Task to carry out -
Skip the images and repeat every entry word for word.

-------- Input data

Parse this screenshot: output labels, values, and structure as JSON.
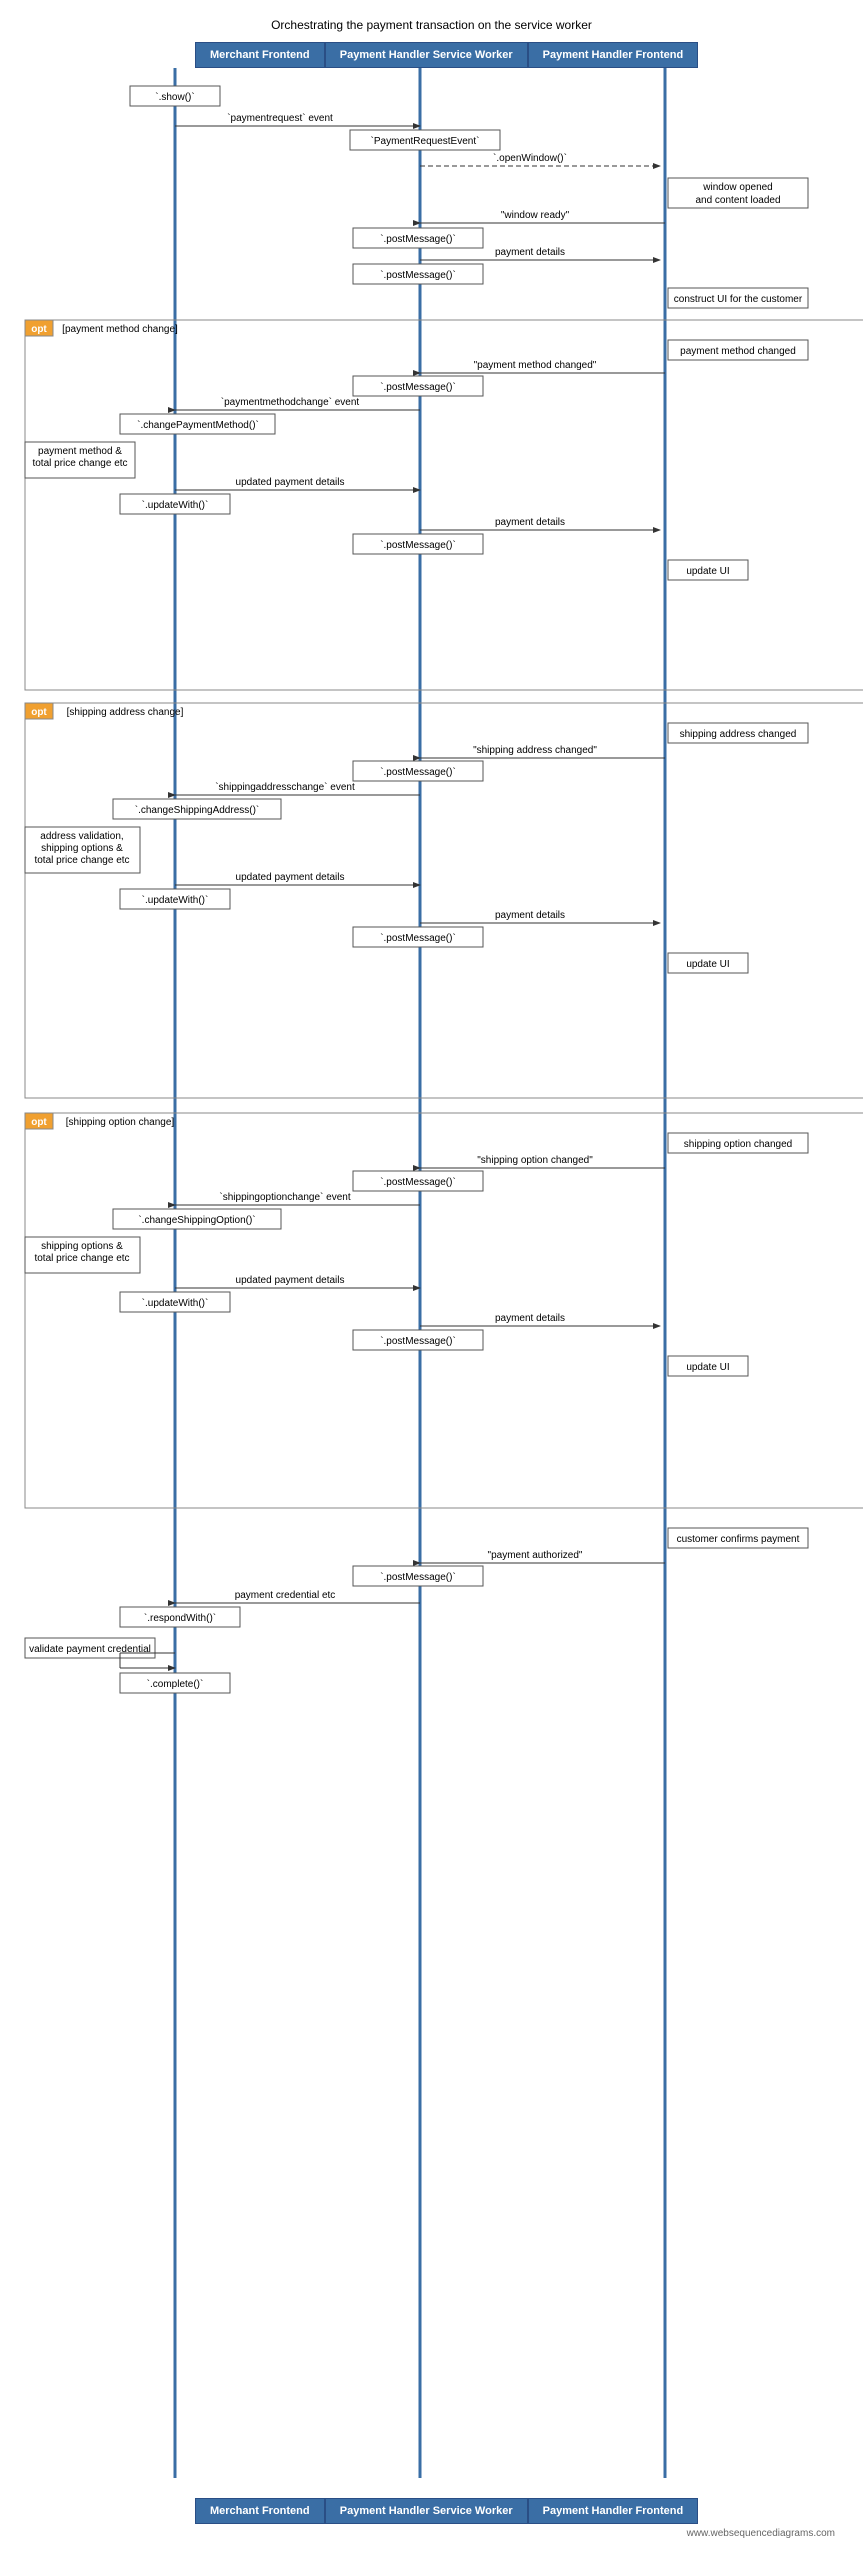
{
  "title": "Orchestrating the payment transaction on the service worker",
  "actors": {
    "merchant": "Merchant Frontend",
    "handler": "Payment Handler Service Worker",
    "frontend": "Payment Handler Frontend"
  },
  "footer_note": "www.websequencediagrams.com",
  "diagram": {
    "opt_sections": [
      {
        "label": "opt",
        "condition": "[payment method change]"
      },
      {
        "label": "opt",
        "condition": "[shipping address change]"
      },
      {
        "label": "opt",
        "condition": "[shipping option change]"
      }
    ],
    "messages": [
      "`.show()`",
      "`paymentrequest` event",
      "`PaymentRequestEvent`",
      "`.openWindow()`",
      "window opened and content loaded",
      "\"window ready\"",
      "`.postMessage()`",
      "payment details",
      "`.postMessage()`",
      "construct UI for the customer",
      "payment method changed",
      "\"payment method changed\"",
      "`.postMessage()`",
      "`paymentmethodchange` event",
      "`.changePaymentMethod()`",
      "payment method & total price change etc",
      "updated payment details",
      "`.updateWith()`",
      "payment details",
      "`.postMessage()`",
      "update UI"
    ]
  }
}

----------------

Solution to this exercise -
Parse this screenshot: output labels, values, and structure as JSON.
{
  "title": "Orchestrating the payment transaction on the service worker",
  "actors": {
    "merchant": "Merchant Frontend",
    "handler": "Payment Handler Service Worker",
    "frontend": "Payment Handler Frontend"
  },
  "footer_note": "www.websequencediagrams.com",
  "diagram": {
    "opt_sections": [
      {
        "label": "opt",
        "condition": "[payment method change]"
      },
      {
        "label": "opt",
        "condition": "[shipping address change]"
      },
      {
        "label": "opt",
        "condition": "[shipping option change]"
      }
    ],
    "messages": [
      "`.show()`",
      "`paymentrequest` event",
      "`PaymentRequestEvent`",
      "`.openWindow()`",
      "window opened and content loaded",
      "\"window ready\"",
      "`.postMessage()`",
      "payment details",
      "`.postMessage()`",
      "construct UI for the customer",
      "payment method changed",
      "\"payment method changed\"",
      "`.postMessage()`",
      "`paymentmethodchange` event",
      "`.changePaymentMethod()`",
      "payment method & total price change etc",
      "updated payment details",
      "`.updateWith()`",
      "payment details",
      "`.postMessage()`",
      "update UI"
    ]
  }
}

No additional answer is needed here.